App and web page records
________________________
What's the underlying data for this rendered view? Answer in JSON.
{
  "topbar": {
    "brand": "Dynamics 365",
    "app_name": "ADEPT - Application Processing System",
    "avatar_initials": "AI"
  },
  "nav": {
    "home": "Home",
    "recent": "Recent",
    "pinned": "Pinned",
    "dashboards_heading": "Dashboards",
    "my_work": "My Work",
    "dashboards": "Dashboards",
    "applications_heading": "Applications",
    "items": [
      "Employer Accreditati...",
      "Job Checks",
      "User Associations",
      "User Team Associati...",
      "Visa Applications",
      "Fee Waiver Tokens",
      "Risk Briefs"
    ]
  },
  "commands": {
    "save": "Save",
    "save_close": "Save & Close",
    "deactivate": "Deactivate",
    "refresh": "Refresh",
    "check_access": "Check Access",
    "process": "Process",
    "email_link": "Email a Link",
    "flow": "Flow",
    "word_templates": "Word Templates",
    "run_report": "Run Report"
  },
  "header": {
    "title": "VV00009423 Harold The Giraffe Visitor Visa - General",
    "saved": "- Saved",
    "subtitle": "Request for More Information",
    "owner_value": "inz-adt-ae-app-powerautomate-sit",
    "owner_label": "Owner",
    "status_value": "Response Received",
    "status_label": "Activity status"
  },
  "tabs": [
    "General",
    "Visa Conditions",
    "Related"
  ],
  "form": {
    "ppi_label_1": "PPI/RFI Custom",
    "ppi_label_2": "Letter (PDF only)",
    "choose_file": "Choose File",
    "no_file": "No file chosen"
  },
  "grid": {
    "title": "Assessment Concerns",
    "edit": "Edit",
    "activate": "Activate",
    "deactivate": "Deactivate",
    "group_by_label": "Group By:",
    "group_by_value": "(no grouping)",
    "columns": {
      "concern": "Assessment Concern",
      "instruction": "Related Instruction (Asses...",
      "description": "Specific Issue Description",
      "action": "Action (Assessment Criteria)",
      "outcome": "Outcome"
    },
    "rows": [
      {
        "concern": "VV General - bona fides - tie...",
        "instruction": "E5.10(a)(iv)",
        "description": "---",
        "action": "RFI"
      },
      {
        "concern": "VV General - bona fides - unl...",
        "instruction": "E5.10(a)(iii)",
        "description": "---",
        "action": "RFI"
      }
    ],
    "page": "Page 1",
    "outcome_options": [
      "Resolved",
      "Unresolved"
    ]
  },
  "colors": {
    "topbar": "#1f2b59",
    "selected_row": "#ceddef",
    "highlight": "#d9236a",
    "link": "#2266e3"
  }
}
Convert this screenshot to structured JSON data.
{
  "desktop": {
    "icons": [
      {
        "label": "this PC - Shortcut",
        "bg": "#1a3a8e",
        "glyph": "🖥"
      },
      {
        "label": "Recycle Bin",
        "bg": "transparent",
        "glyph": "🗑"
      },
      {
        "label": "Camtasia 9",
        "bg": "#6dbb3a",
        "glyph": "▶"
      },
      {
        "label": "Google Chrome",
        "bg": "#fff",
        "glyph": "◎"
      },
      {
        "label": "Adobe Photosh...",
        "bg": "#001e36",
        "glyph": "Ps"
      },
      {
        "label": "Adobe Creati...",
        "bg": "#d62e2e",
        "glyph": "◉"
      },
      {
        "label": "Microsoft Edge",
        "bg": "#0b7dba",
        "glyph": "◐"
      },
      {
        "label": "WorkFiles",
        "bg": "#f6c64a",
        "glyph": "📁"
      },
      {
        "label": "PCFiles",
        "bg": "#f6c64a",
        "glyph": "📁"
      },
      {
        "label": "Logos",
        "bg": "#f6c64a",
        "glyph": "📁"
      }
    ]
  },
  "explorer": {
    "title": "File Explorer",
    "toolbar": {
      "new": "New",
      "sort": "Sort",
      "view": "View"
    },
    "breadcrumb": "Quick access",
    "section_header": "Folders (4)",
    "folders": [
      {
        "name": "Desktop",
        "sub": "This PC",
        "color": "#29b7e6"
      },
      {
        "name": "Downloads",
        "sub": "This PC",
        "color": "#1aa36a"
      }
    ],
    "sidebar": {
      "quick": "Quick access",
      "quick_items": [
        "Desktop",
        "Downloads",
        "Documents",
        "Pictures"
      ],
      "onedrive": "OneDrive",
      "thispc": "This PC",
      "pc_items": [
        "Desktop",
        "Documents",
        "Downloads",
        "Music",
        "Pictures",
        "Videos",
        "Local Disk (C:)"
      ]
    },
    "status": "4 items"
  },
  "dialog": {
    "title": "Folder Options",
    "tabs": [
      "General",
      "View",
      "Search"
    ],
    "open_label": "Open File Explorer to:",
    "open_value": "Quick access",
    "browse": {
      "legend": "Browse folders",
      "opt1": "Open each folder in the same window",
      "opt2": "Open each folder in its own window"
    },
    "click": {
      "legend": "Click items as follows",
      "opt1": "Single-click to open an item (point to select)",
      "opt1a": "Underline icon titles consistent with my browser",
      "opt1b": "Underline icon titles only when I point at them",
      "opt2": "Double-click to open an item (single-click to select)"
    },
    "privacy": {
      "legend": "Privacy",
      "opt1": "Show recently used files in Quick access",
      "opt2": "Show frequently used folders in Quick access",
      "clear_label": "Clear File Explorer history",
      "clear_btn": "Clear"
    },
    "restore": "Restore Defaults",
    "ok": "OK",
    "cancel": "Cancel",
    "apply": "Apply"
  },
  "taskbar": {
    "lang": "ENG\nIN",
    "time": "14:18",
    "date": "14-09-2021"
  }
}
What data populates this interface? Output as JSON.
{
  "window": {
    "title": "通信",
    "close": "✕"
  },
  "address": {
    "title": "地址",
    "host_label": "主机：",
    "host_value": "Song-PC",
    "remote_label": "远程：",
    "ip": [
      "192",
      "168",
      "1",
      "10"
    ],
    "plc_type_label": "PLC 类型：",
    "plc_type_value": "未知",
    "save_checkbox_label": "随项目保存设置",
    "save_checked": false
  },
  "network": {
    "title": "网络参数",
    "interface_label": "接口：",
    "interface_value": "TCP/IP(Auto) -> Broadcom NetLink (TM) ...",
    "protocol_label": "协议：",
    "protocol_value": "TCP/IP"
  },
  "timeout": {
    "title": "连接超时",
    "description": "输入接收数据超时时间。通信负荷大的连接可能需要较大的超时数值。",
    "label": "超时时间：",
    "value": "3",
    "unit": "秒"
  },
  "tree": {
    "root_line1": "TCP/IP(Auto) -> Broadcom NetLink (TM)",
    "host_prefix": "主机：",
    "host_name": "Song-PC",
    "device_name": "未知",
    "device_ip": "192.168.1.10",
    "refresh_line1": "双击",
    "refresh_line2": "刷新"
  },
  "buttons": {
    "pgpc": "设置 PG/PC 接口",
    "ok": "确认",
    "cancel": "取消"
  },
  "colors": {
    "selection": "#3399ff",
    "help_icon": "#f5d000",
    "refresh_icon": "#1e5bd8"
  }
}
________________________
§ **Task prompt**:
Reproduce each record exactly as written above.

§ **Task answer**:
What's the underlying data for this rendered view? Answer in JSON.
{
  "topbar": {
    "brand": "Dynamics 365",
    "app_name": "ADEPT - Application Processing System",
    "avatar_initials": "AI"
  },
  "nav": {
    "home": "Home",
    "recent": "Recent",
    "pinned": "Pinned",
    "dashboards_heading": "Dashboards",
    "my_work": "My Work",
    "dashboards": "Dashboards",
    "applications_heading": "Applications",
    "items": [
      "Employer Accreditati...",
      "Job Checks",
      "User Associations",
      "User Team Associati...",
      "Visa Applications",
      "Fee Waiver Tokens",
      "Risk Briefs"
    ]
  },
  "commands": {
    "save": "Save",
    "save_close": "Save & Close",
    "deactivate": "Deactivate",
    "refresh": "Refresh",
    "check_access": "Check Access",
    "process": "Process",
    "email_link": "Email a Link",
    "flow": "Flow",
    "word_templates": "Word Templates",
    "run_report": "Run Report"
  },
  "header": {
    "title": "VV00009423 Harold The Giraffe Visitor Visa - General",
    "saved": "- Saved",
    "subtitle": "Request for More Information",
    "owner_value": "inz-adt-ae-app-powerautomate-sit",
    "owner_label": "Owner",
    "status_value": "Response Received",
    "status_label": "Activity status"
  },
  "tabs": [
    "General",
    "Visa Conditions",
    "Related"
  ],
  "form": {
    "ppi_label_1": "PPI/RFI Custom",
    "ppi_label_2": "Letter (PDF only)",
    "choose_file": "Choose File",
    "no_file": "No file chosen"
  },
  "grid": {
    "title": "Assessment Concerns",
    "edit": "Edit",
    "activate": "Activate",
    "deactivate": "Deactivate",
    "group_by_label": "Group By:",
    "group_by_value": "(no grouping)",
    "columns": {
      "concern": "Assessment Concern",
      "instruction": "Related Instruction (Asses...",
      "description": "Specific Issue Description",
      "action": "Action (Assessment Criteria)",
      "outcome": "Outcome"
    },
    "rows": [
      {
        "concern": "VV General - bona fides - tie...",
        "instruction": "E5.10(a)(iv)",
        "description": "---",
        "action": "RFI"
      },
      {
        "concern": "VV General - bona fides - unl...",
        "instruction": "E5.10(a)(iii)",
        "description": "---",
        "action": "RFI"
      }
    ],
    "page": "Page 1",
    "outcome_options": [
      "Resolved",
      "Unresolved"
    ]
  },
  "colors": {
    "topbar": "#1f2b59",
    "selected_row": "#ceddef",
    "highlight": "#d9236a",
    "link": "#2266e3"
  }
}
Convert this screenshot to structured JSON data.
{
  "desktop": {
    "icons": [
      {
        "label": "this PC - Shortcut",
        "bg": "#1a3a8e",
        "glyph": "🖥"
      },
      {
        "label": "Recycle Bin",
        "bg": "transparent",
        "glyph": "🗑"
      },
      {
        "label": "Camtasia 9",
        "bg": "#6dbb3a",
        "glyph": "▶"
      },
      {
        "label": "Google Chrome",
        "bg": "#fff",
        "glyph": "◎"
      },
      {
        "label": "Adobe Photosh...",
        "bg": "#001e36",
        "glyph": "Ps"
      },
      {
        "label": "Adobe Creati...",
        "bg": "#d62e2e",
        "glyph": "◉"
      },
      {
        "label": "Microsoft Edge",
        "bg": "#0b7dba",
        "glyph": "◐"
      },
      {
        "label": "WorkFiles",
        "bg": "#f6c64a",
        "glyph": "📁"
      },
      {
        "label": "PCFiles",
        "bg": "#f6c64a",
        "glyph": "📁"
      },
      {
        "label": "Logos",
        "bg": "#f6c64a",
        "glyph": "📁"
      }
    ]
  },
  "explorer": {
    "title": "File Explorer",
    "toolbar": {
      "new": "New",
      "sort": "Sort",
      "view": "View"
    },
    "breadcrumb": "Quick access",
    "section_header": "Folders (4)",
    "folders": [
      {
        "name": "Desktop",
        "sub": "This PC",
        "color": "#29b7e6"
      },
      {
        "name": "Downloads",
        "sub": "This PC",
        "color": "#1aa36a"
      }
    ],
    "sidebar": {
      "quick": "Quick access",
      "quick_items": [
        "Desktop",
        "Downloads",
        "Documents",
        "Pictures"
      ],
      "onedrive": "OneDrive",
      "thispc": "This PC",
      "pc_items": [
        "Desktop",
        "Documents",
        "Downloads",
        "Music",
        "Pictures",
        "Videos",
        "Local Disk (C:)"
      ]
    },
    "status": "4 items"
  },
  "dialog": {
    "title": "Folder Options",
    "tabs": [
      "General",
      "View",
      "Search"
    ],
    "open_label": "Open File Explorer to:",
    "open_value": "Quick access",
    "browse": {
      "legend": "Browse folders",
      "opt1": "Open each folder in the same window",
      "opt2": "Open each folder in its own window"
    },
    "click": {
      "legend": "Click items as follows",
      "opt1": "Single-click to open an item (point to select)",
      "opt1a": "Underline icon titles consistent with my browser",
      "opt1b": "Underline icon titles only when I point at them",
      "opt2": "Double-click to open an item (single-click to select)"
    },
    "privacy": {
      "legend": "Privacy",
      "opt1": "Show recently used files in Quick access",
      "opt2": "Show frequently used folders in Quick access",
      "clear_label": "Clear File Explorer history",
      "clear_btn": "Clear"
    },
    "restore": "Restore Defaults",
    "ok": "OK",
    "cancel": "Cancel",
    "apply": "Apply"
  },
  "taskbar": {
    "lang": "ENG\nIN",
    "time": "14:18",
    "date": "14-09-2021"
  }
}
What data populates this interface? Output as JSON.
{
  "window": {
    "title": "通信",
    "close": "✕"
  },
  "address": {
    "title": "地址",
    "host_label": "主机：",
    "host_value": "Song-PC",
    "remote_label": "远程：",
    "ip": [
      "192",
      "168",
      "1",
      "10"
    ],
    "plc_type_label": "PLC 类型：",
    "plc_type_value": "未知",
    "save_checkbox_label": "随项目保存设置",
    "save_checked": false
  },
  "network": {
    "title": "网络参数",
    "interface_label": "接口：",
    "interface_value": "TCP/IP(Auto) -> Broadcom NetLink (TM) ...",
    "protocol_label": "协议：",
    "protocol_value": "TCP/IP"
  },
  "timeout": {
    "title": "连接超时",
    "description": "输入接收数据超时时间。通信负荷大的连接可能需要较大的超时数值。",
    "label": "超时时间：",
    "value": "3",
    "unit": "秒"
  },
  "tree": {
    "root_line1": "TCP/IP(Auto) -> Broadcom NetLink (TM)",
    "host_prefix": "主机：",
    "host_name": "Song-PC",
    "device_name": "未知",
    "device_ip": "192.168.1.10",
    "refresh_line1": "双击",
    "refresh_line2": "刷新"
  },
  "buttons": {
    "pgpc": "设置 PG/PC 接口",
    "ok": "确认",
    "cancel": "取消"
  },
  "colors": {
    "selection": "#3399ff",
    "help_icon": "#f5d000",
    "refresh_icon": "#1e5bd8"
  }
}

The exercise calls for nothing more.